Having just attended a wonderful classical music concert at the Bridgewater Hall, Manchester, I was very taken by the giant stone shaped sculpture outside the hall, the 'Ishinki Touchstone', created by Japanese sculptor Kan Yasuda. Or rather I was taken by the impromptu addition to the artwork, which is why I took this picture:

I thought it was so unexpected, out of context, and so, funny! Others did, too, I enjoyed watching their amused reactions. It was only afterwards, after the concert, looking again at the picture, that I noticed a small huddled figure on the right hand side, just to the right of the bust of conductor John Barbirolli. It's a young girl and she is begging for money from the concert-goers. I didn't se…

Curious monkeys all connected

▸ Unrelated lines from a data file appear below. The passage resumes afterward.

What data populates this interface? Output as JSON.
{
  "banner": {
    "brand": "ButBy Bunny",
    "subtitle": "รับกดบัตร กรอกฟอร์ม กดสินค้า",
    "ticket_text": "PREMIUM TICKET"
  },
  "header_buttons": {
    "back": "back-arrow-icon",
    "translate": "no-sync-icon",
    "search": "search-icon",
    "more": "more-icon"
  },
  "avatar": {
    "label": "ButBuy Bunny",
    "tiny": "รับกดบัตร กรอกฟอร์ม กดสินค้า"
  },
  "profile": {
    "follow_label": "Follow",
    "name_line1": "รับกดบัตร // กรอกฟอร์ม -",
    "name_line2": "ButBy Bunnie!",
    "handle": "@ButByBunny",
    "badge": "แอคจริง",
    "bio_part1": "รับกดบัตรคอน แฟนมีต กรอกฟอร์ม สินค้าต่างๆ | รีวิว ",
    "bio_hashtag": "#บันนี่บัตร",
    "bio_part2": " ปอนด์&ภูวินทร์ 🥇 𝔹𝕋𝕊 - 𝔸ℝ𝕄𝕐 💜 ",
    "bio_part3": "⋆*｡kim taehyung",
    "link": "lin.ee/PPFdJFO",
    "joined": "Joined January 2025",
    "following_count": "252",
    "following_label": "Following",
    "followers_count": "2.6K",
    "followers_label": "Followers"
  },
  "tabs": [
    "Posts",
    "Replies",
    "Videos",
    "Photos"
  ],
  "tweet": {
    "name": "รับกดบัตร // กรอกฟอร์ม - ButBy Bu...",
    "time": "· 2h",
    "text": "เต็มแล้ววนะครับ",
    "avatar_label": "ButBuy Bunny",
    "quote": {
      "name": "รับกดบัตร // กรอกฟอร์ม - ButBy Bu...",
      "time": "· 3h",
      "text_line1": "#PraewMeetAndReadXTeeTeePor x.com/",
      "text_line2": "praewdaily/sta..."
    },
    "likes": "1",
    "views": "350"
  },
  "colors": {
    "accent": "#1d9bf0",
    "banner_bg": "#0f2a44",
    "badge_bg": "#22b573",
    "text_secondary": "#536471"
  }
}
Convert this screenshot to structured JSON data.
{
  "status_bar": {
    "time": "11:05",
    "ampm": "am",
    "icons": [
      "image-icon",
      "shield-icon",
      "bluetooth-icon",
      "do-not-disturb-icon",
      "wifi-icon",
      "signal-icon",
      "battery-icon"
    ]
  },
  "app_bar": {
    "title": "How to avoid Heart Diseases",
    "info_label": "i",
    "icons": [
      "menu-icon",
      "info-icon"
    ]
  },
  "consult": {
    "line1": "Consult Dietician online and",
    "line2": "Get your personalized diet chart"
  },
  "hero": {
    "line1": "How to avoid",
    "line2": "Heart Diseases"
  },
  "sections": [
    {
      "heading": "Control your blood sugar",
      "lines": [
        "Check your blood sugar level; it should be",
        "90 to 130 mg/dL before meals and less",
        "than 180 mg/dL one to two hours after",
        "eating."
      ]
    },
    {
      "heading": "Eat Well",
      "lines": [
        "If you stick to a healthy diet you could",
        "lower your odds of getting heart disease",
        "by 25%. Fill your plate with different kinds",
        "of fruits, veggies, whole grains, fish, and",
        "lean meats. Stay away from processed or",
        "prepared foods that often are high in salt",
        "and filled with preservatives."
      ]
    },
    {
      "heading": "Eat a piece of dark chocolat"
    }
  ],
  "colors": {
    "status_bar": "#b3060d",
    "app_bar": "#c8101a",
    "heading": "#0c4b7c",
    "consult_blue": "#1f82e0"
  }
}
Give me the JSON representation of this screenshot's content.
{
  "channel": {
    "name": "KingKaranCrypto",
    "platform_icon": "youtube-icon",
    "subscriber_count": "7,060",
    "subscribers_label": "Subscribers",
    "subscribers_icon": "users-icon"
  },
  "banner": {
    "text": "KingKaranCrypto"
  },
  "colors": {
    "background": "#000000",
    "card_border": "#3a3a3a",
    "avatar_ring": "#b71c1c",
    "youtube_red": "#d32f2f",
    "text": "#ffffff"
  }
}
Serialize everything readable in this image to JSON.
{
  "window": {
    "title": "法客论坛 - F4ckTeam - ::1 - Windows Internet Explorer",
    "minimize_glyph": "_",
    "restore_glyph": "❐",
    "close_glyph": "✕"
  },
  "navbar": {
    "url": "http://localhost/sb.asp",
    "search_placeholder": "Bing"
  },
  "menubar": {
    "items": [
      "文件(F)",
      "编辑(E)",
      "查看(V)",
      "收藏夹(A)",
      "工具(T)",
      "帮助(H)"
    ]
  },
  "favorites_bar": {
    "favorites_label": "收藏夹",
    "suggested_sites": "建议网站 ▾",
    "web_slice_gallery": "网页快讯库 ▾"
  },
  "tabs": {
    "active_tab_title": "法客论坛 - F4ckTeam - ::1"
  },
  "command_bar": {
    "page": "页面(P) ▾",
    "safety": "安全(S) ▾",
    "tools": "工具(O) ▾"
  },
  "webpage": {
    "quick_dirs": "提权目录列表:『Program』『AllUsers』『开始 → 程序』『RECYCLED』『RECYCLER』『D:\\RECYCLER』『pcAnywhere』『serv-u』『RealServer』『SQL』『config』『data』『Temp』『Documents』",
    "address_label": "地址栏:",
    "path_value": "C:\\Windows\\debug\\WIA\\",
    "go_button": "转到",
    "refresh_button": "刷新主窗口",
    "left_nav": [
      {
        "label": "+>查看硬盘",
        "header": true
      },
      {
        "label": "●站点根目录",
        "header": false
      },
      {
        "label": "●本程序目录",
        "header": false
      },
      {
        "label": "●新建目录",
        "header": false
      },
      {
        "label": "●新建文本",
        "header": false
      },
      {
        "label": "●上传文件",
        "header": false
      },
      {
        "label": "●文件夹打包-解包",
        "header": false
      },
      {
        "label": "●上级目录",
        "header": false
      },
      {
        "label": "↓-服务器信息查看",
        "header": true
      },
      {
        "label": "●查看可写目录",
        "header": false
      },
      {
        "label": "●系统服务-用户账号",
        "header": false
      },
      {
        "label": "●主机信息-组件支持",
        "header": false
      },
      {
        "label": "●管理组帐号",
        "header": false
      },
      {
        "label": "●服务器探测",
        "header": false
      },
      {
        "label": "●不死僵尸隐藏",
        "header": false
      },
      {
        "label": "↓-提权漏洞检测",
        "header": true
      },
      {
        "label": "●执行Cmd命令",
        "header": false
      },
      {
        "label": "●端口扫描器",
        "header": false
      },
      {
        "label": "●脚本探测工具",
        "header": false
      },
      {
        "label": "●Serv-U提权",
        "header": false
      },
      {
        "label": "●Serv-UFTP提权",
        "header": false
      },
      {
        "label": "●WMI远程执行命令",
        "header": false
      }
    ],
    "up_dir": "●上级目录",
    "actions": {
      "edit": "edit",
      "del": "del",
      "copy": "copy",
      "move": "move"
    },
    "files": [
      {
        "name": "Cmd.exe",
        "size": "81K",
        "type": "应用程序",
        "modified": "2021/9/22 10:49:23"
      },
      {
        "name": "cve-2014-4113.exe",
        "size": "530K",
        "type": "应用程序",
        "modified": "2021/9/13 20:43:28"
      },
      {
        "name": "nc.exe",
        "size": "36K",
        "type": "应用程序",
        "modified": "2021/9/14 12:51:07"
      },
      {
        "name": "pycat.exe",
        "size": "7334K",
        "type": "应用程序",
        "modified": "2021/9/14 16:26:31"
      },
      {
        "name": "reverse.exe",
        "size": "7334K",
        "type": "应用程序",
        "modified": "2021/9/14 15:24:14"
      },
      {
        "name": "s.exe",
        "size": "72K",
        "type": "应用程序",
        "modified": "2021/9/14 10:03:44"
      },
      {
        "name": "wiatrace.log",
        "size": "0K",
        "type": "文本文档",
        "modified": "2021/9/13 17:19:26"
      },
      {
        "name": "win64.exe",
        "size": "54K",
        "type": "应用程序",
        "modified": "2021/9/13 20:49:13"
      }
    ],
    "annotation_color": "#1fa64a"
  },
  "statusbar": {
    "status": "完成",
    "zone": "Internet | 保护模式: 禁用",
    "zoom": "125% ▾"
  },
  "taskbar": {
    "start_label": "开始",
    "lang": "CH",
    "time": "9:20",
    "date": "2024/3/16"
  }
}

I find this quote, from the remarkable Brain Pickings, to be both accurate and optimistic - it's a kindness, really, to remind ourselves that we are not the overlords of the universe, but rather thinking monkeys trying to make sense of all that we are and all that we find at hand:
I consider that we are still monkeys; we just came down from the trees rather recently, and it’s astonishing how well we can do. The fact that we can even write down partial differential equations, let alone solve them, to me is a miracle. The fact that we ourselves at the moment have very limited understanding of things doesn’t surprise me at all. And then something about what we have called 'God' as our universal connection in growth:
I like to describe [God] as the “world soul” — which was my mother’s phrase — so that we are little bits of the world soul. And so it may well be that we are part of the world’s growth. That’s the kind of world I would like to live in, and as a working hypothesis …